WELCOME OPTION: BROADCASTING & CABLE’s Jon Lafayette writes the “proliferation of cable sports channels means additional games to sponsor and new shoulder programming -- highlights and studio shows -- that will help advertisers” to reach fans at lower cost. Media buyers said that ESPN “should not be too concerned, at least not yet.” Zenith National Video Managing Dir Neil Vendetti said, “The impact from a budget standpoint across the marketplace to ESPN is going to be minimal until these networks establish themselves and until ratings are relatively consistent. But five years down the road, maybe there are one or two legitimate competitors to ESPN. I just don’t think in the infancy stages these other networks are going to make that big of a dent.” SNL Kagan “sees success ahead” for FS1 “whether or not it takes a bite out of ESPN.” SNL Kagan analyst Derek Baine “forecasts that ad revenue will jump” from Speed’s $100M last year to $122M in ’13, then “skyrocket” to $244M in ’14 and $423M in ’15. With subscribers and license fees rising as well, Baine expects that FS1 will generate $431M "in cash flow" in '15, up from Speed’s $100M in '10 (BROADCASTING & CABLE, 3/4 issue).

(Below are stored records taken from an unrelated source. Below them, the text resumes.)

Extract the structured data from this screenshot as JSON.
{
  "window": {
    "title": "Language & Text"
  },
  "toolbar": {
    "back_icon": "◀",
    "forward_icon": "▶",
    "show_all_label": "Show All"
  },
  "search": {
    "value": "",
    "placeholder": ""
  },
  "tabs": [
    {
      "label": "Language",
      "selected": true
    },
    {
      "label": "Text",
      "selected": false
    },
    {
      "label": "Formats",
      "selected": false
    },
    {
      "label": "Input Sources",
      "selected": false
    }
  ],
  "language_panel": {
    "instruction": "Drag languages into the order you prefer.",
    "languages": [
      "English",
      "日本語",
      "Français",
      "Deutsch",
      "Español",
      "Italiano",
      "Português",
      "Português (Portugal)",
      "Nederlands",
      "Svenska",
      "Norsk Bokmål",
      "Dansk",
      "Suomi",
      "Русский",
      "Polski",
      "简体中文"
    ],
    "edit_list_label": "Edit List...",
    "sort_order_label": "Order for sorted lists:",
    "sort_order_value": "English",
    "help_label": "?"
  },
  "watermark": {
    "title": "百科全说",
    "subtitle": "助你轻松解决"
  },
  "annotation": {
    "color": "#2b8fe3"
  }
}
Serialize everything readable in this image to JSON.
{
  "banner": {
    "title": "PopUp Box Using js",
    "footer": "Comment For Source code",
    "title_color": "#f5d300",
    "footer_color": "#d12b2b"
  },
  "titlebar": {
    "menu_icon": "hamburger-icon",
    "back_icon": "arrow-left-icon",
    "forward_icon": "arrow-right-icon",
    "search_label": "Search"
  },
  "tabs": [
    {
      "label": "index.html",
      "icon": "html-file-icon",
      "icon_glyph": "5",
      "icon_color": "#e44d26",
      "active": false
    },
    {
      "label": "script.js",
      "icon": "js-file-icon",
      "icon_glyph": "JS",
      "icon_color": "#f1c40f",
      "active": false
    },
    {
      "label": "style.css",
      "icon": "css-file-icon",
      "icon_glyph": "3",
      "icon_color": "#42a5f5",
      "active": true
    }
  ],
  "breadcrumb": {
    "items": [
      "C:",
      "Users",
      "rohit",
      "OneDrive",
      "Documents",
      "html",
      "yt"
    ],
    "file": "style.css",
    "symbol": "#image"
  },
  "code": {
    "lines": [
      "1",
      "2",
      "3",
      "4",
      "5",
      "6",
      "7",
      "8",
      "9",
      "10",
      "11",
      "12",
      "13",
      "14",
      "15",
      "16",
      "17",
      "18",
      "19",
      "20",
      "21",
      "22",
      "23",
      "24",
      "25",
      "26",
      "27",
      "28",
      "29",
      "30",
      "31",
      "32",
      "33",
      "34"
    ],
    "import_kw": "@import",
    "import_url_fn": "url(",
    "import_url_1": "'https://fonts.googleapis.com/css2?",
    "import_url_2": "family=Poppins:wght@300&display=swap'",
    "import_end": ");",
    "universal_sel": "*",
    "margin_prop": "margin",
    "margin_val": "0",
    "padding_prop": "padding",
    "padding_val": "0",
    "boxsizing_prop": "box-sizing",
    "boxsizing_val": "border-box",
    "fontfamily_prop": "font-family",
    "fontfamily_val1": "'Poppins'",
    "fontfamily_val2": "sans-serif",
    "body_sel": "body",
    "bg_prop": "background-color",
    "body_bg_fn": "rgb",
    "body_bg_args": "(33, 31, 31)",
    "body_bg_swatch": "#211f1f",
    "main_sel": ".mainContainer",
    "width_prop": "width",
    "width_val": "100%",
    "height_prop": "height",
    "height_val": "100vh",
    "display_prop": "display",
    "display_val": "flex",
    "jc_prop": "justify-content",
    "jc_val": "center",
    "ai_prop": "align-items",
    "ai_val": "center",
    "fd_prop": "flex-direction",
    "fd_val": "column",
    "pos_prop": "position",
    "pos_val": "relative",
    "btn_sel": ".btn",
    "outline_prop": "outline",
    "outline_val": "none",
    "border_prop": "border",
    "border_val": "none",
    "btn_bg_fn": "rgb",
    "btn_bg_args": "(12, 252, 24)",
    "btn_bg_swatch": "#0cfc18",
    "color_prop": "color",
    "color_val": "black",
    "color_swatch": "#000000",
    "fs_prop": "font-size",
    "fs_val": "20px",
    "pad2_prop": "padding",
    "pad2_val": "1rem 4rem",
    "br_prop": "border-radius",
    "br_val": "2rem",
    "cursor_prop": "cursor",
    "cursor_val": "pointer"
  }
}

BOON FOR CHARLOTTE? In Charlotte, Mark Washburn wrote it is “not clear what the impact will be on Speed’s modern production hub” in the city, but it “will probably grow.” A “broader variety of programming should result in more production from the center.” Speed is renovating its largest Charlotte studio and has “75,000 square feet of space,” a third of which “has not yet been built out.” Washburn: “Whatever happens, Fox can be expected to continue using Charlotte as its major NASCAR hub, with motorsports contracts running years into the future” (CHARLOTTE OBSERVER, 3/2).